I didn’t think I would be able to tell that these students were easily two or three years older than me, but it definitely showed. What could I, a spry, young lassie, have to say to a bunch of seniors? As you can imagine, my nerves were heightened. Nonetheless, I forged onward! I played a very small role in the presentation (introducing myself, talking about the internship and passing out candy) but if nothing else, I encouraged the students to go to career fairs. I also got a Kelley School of Business portable USB charger and some free candy, so those were good bonuses.
I think the experience taught me that the age gap is real (even if it’s just a few years), but also that we shouldn’t be scared about being too young or too old to speak to an audience. That’s the great thing about people: we all have experiences that we can utilize to relate to one another. When I talked about career fairs, I mentioned how scary they are as a prospective employee, and their heads nodded in agreement. Simply finding one thing to connect with an audience on will get them to listen to you more intently and see you as a person, rather than a speaker.
Two weeks after our presentation, one of the students from the class came into our office to interview Nicole for a class assignment on recruiting and she let me sit in during the interview to gain experience. The student, Mike Huang, was a very bright individual (as most Kelley students are). He started by asking questions about recruiting, but as always Nicole turned it into an opportunity to share her wisdom about business, life and generation gaps.

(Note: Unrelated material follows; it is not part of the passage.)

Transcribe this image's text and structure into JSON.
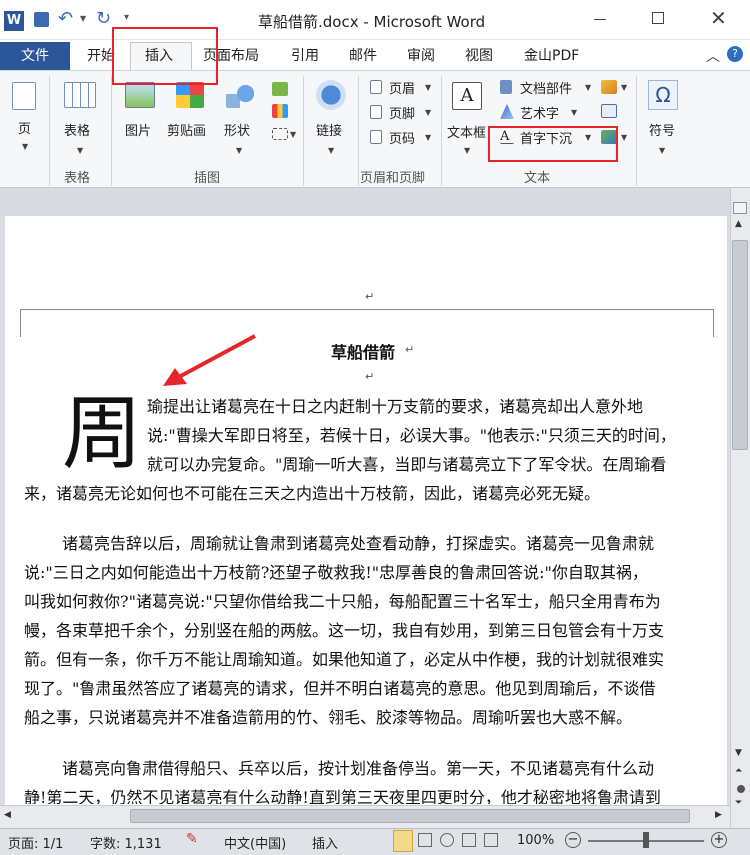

I learned a lot and I think Mike did too.
Events outside the office sound fun and interesting, and that’s what catches our eye. But you never know who you could meet or what you could learn from the experience. There could be massive opportunities or benefits lying within a simply activity, and you wouldn’t know it was there if you didn’t go. So; go! Have fun! Meet people! You never know where it will lead you.
I cannot speak enough good things about this internship with Milliner and Associates (M&A). I was already ahead of my class, but M&A has brought me to a whole other level of learning. I’m developing practical skills that I’ll use for the rest of my life. Having Nicole as a mentor to help me see what I’m learning and how I’m responding to it has been instrumental in my success. Internships are the bomb.com!